The only reason for a go-around is that the pilot or ATC thinks that landing is not safe or possible for this approach.
When the pilot does that, they follow the 5 Ups memory aid (Power Up, Nose Up, Gear Up, Flaps Up, Speak Up). You can see that by the time a pilot is ready to inform ATC about go-around, he is already going around.
Commonly, when ATC requests a go-around, it is if there is an unsafe condition such as an aircraft, vehicle, or object on the runway.
When the pilot decides to go-around, it can be one of the following reasons:
- the aircraft is not lined up
- it is not configured properly for a safe landing
- an aircraft, vehicle or other object has not cleared the runway
- no landing clearance was received (at a towered field)
- the landing gear is not properly extended
- a dangerous meteorological condition is experienced on final approach (e.g., poor visibility, excessive cross-winds, windshear, etc.)
- excessive energy (too high or too fast)
- or any other unsafe condition is detected
Short answer: because first you're disrupting the traffic pattern (especially at larger airports that don't use a circular pattern and coordinate direct approaches instead) and the tower will want an explanation, and second because if there is a problem outside the cockpit causing you to execute the missed approach, other craft might have the same problem, and if the tower knows about it they can take steps to resolve it, or at least advise other incoming craft.
I've only got about 300 hours logged but I have not once been asked WHY I am going around.
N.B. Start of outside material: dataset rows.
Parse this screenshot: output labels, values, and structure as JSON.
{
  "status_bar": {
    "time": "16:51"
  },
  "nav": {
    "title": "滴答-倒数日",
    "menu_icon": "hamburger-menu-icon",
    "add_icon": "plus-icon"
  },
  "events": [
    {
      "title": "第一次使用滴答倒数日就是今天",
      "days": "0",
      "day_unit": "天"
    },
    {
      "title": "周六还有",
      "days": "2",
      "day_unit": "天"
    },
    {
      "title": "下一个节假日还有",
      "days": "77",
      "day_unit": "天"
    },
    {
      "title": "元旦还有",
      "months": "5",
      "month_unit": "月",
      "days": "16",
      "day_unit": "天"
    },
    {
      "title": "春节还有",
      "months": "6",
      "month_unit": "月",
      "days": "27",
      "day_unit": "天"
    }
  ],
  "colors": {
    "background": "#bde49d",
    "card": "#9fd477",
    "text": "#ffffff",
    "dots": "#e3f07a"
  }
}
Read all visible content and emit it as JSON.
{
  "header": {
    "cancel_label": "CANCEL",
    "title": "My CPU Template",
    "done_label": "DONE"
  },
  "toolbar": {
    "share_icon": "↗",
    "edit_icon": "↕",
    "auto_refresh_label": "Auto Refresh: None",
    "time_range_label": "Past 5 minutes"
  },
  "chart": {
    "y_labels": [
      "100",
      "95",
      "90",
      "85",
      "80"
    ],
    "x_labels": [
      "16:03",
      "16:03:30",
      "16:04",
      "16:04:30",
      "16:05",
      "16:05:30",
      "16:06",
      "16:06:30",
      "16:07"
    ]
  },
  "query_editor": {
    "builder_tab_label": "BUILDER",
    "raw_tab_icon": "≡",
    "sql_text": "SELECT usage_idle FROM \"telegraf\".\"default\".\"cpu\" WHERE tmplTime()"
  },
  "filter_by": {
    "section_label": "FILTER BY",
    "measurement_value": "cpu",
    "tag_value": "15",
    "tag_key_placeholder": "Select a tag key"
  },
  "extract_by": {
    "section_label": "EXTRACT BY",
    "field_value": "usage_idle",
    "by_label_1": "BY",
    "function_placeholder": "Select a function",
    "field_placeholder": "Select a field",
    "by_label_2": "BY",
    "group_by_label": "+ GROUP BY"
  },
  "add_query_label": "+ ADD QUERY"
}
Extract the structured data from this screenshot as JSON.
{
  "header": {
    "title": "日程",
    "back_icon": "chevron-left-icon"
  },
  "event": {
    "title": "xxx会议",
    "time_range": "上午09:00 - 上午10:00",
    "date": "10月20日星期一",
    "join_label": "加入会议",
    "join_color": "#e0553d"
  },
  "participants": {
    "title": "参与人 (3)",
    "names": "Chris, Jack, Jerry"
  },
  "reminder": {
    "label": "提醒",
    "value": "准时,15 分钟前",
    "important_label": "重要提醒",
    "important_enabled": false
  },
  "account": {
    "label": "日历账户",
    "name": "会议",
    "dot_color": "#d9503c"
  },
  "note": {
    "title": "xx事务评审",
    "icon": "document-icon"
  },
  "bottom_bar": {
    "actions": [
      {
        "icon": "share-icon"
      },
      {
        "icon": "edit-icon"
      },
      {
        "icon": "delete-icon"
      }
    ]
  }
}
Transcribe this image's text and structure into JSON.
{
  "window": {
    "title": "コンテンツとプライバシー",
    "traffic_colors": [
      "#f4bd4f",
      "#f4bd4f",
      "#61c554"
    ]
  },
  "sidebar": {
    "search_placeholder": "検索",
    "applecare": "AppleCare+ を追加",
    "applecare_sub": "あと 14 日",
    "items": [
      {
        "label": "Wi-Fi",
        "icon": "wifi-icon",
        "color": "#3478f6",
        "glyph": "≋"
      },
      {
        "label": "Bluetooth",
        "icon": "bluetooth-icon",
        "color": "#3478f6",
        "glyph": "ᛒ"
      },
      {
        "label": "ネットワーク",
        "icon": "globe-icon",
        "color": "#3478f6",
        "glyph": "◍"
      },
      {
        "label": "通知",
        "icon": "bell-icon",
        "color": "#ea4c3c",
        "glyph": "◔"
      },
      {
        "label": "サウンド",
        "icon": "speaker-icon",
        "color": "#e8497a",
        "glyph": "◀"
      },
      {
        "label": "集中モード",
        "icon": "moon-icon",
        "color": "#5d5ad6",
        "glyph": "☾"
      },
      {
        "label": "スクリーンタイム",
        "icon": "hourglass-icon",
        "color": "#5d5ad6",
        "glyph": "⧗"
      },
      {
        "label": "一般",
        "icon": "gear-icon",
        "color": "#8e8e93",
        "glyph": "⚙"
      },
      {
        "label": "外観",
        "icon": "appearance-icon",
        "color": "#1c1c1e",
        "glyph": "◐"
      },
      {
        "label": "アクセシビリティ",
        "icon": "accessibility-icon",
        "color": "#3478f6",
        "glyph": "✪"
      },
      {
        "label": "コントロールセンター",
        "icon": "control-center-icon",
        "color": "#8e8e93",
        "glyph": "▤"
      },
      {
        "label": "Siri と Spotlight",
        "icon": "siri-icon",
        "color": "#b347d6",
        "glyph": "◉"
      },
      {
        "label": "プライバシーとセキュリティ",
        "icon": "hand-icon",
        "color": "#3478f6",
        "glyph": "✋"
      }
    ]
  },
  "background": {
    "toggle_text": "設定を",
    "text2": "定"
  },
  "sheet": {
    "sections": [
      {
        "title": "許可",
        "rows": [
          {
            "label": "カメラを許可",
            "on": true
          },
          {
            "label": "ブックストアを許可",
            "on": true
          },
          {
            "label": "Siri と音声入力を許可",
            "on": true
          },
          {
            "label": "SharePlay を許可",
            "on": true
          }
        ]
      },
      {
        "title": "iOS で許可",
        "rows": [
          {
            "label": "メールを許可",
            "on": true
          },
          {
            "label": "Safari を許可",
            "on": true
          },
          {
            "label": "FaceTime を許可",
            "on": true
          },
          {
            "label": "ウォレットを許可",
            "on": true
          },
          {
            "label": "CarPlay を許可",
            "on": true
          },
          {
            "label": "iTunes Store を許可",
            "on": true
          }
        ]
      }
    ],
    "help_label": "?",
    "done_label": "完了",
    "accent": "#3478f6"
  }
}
However if you "intend" to do a touch-and-go or an abort/go around you must inform them, because it's their job to know where every aircraft is going. I usually tell the tower before takeoff I'll be flying a "closed pattern" if just practicing TnGs. Makes it much easier for ATC. When I intend to stop, I will say landing "Full Stop" when turning final. But, as Farhan said, if anything is off on approach or you bounce on touchdown, miss the touchdown zone, wind starts kicking your ass or if ANYTHING isn't perfect, it's full throttle, flaps up once +ROC, and figure out what u did wrong. The tower can wait, they are all in there watching, laughing at your pathetic attempt anyway. If something is wrong, do insist on priority access! POC is in charge after all. My alternator 172SP died on climbout once and I didn't say a thing, just rushed to mid field and dove vertical out of downwind pattern, slipping the hell out of it to slow her down. Per protocol, I didn't say a word to ATC until I was clear of the runway. But always be nice to the ATC. Fantastic guys that would do ANYTHING to keep their pilots safe. The FAA/NTSB tho.... they are the best reason to keep your mouth shut unless you are out of options!